**Problem requirements:** Write out the listing below again, precisely as it is given.

++++++++++

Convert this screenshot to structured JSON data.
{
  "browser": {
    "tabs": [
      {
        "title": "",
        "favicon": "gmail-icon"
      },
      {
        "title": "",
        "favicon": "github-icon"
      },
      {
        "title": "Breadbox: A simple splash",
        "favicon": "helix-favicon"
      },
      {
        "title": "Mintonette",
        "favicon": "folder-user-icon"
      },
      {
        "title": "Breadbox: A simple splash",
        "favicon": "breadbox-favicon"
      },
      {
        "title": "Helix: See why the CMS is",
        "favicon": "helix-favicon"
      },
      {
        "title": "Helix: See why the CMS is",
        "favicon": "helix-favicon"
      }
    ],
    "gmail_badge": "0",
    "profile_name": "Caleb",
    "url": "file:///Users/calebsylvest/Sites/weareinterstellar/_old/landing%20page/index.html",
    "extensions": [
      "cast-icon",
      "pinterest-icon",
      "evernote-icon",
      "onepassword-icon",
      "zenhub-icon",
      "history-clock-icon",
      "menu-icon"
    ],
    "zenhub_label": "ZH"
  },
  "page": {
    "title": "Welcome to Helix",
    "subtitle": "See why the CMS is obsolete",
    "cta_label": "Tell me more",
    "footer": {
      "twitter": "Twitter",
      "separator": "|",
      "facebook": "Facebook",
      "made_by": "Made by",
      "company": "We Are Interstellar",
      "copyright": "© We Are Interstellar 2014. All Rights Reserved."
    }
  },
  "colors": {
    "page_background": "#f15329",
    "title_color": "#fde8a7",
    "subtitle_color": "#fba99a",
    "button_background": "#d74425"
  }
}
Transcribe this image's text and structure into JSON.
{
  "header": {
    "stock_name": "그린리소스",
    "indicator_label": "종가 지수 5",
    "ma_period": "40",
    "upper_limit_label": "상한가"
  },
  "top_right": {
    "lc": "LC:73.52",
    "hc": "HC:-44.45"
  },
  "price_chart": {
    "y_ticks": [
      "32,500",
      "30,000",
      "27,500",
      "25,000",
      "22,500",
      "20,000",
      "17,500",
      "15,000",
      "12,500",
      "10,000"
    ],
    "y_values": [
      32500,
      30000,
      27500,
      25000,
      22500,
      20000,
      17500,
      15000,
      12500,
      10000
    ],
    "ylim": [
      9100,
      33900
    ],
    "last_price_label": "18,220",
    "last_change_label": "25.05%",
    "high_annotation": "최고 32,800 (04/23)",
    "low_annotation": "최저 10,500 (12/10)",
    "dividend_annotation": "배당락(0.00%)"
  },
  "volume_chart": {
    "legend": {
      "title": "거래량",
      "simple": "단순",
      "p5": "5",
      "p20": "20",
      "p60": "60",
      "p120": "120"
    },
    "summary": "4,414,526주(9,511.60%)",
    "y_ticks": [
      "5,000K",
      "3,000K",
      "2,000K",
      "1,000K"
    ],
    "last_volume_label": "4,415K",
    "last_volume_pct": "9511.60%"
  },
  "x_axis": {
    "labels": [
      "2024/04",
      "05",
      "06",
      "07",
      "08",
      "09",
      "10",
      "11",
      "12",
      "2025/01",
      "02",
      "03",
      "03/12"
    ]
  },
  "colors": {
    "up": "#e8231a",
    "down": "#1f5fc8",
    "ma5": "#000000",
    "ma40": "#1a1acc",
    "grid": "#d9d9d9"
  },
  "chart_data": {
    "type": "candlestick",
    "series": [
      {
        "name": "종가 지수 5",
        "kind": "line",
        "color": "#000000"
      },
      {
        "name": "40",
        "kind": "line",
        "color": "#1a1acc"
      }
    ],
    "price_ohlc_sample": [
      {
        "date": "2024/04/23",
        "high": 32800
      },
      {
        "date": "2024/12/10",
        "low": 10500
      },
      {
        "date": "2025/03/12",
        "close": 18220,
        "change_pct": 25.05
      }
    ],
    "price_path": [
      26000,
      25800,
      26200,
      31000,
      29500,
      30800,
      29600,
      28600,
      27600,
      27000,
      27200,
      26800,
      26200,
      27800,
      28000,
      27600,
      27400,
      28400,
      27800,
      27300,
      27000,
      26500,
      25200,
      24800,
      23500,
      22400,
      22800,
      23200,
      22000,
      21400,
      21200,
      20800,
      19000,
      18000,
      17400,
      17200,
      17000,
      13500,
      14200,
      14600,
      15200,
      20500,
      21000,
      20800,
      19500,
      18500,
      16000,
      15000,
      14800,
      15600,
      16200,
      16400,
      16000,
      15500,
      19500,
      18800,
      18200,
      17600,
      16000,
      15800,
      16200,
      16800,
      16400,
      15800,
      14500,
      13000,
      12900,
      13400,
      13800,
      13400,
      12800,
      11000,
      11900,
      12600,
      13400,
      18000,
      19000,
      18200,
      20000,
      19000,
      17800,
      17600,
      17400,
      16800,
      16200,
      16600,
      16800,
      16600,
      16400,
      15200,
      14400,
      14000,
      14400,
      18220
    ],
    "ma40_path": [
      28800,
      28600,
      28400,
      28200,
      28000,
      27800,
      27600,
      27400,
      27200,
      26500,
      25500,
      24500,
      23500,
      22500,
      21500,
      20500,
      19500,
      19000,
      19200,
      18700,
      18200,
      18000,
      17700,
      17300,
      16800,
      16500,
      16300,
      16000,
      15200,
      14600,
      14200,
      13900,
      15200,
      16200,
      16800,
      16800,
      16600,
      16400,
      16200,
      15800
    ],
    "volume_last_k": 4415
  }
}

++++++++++

**Result below:**
Convert this screenshot to structured JSON data.
{
  "browser": {
    "tabs": [
      {
        "title": "",
        "favicon": "gmail-icon"
      },
      {
        "title": "",
        "favicon": "github-icon"
      },
      {
        "title": "Breadbox: A simple splash",
        "favicon": "helix-favicon"
      },
      {
        "title": "Mintonette",
        "favicon": "folder-user-icon"
      },
      {
        "title": "Breadbox: A simple splash",
        "favicon": "breadbox-favicon"
      },
      {
        "title": "Helix: See why the CMS is",
        "favicon": "helix-favicon"
      },
      {
        "title": "Helix: See why the CMS is",
        "favicon": "helix-favicon"
      }
    ],
    "gmail_badge": "0",
    "profile_name": "Caleb",
    "url": "file:///Users/calebsylvest/Sites/weareinterstellar/_old/landing%20page/index.html",
    "extensions": [
      "cast-icon",
      "pinterest-icon",
      "evernote-icon",
      "onepassword-icon",
      "zenhub-icon",
      "history-clock-icon",
      "menu-icon"
    ],
    "zenhub_label": "ZH"
  },
  "page": {
    "title": "Welcome to Helix",
    "subtitle": "See why the CMS is obsolete",
    "cta_label": "Tell me more",
    "footer": {
      "twitter": "Twitter",
      "separator": "|",
      "facebook": "Facebook",
      "made_by": "Made by",
      "company": "We Are Interstellar",
      "copyright": "© We Are Interstellar 2014. All Rights Reserved."
    }
  },
  "colors": {
    "page_background": "#f15329",
    "title_color": "#fde8a7",
    "subtitle_color": "#fba99a",
    "button_background": "#d74425"
  }
}
Transcribe this image's text and structure into JSON.
{
  "header": {
    "stock_name": "그린리소스",
    "indicator_label": "종가 지수 5",
    "ma_period": "40",
    "upper_limit_label": "상한가"
  },
  "top_right": {
    "lc": "LC:73.52",
    "hc": "HC:-44.45"
  },
  "price_chart": {
    "y_ticks": [
      "32,500",
      "30,000",
      "27,500",
      "25,000",
      "22,500",
      "20,000",
      "17,500",
      "15,000",
      "12,500",
      "10,000"
    ],
    "y_values": [
      32500,
      30000,
      27500,
      25000,
      22500,
      20000,
      17500,
      15000,
      12500,
      10000
    ],
    "ylim": [
      9100,
      33900
    ],
    "last_price_label": "18,220",
    "last_change_label": "25.05%",
    "high_annotation": "최고 32,800 (04/23)",
    "low_annotation": "최저 10,500 (12/10)",
    "dividend_annotation": "배당락(0.00%)"
  },
  "volume_chart": {
    "legend": {
      "title": "거래량",
      "simple": "단순",
      "p5": "5",
      "p20": "20",
      "p60": "60",
      "p120": "120"
    },
    "summary": "4,414,526주(9,511.60%)",
    "y_ticks": [
      "5,000K",
      "3,000K",
      "2,000K",
      "1,000K"
    ],
    "last_volume_label": "4,415K",
    "last_volume_pct": "9511.60%"
  },
  "x_axis": {
    "labels": [
      "2024/04",
      "05",
      "06",
      "07",
      "08",
      "09",
      "10",
      "11",
      "12",
      "2025/01",
      "02",
      "03",
      "03/12"
    ]
  },
  "colors": {
    "up": "#e8231a",
    "down": "#1f5fc8",
    "ma5": "#000000",
    "ma40": "#1a1acc",
    "grid": "#d9d9d9"
  },
  "chart_data": {
    "type": "candlestick",
    "series": [
      {
        "name": "종가 지수 5",
        "kind": "line",
        "color": "#000000"
      },
      {
        "name": "40",
        "kind": "line",
        "color": "#1a1acc"
      }
    ],
    "price_ohlc_sample": [
      {
        "date": "2024/04/23",
        "high": 32800
      },
      {
        "date": "2024/12/10",
        "low": 10500
      },
      {
        "date": "2025/03/12",
        "close": 18220,
        "change_pct": 25.05
      }
    ],
    "price_path": [
      26000,
      25800,
      26200,
      31000,
      29500,
      30800,
      29600,
      28600,
      27600,
      27000,
      27200,
      26800,
      26200,
      27800,
      28000,
      27600,
      27400,
      28400,
      27800,
      27300,
      27000,
      26500,
      25200,
      24800,
      23500,
      22400,
      22800,
      23200,
      22000,
      21400,
      21200,
      20800,
      19000,
      18000,
      17400,
      17200,
      17000,
      13500,
      14200,
      14600,
      15200,
      20500,
      21000,
      20800,
      19500,
      18500,
      16000,
      15000,
      14800,
      15600,
      16200,
      16400,
      16000,
      15500,
      19500,
      18800,
      18200,
      17600,
      16000,
      15800,
      16200,
      16800,
      16400,
      15800,
      14500,
      13000,
      12900,
      13400,
      13800,
      13400,
      12800,
      11000,
      11900,
      12600,
      13400,
      18000,
      19000,
      18200,
      20000,
      19000,
      17800,
      17600,
      17400,
      16800,
      16200,
      16600,
      16800,
      16600,
      16400,
      15200,
      14400,
      14000,
      14400,
      18220
    ],
    "ma40_path": [
      28800,
      28600,
      28400,
      28200,
      28000,
      27800,
      27600,
      27400,
      27200,
      26500,
      25500,
      24500,
      23500,
      22500,
      21500,
      20500,
      19500,
      19000,
      19200,
      18700,
      18200,
      18000,
      17700,
      17300,
      16800,
      16500,
      16300,
      16000,
      15200,
      14600,
      14200,
      13900,
      15200,
      16200,
      16800,
      16800,
      16600,
      16400,
      16200,
      15800
    ],
    "volume_last_k": 4415
  }
}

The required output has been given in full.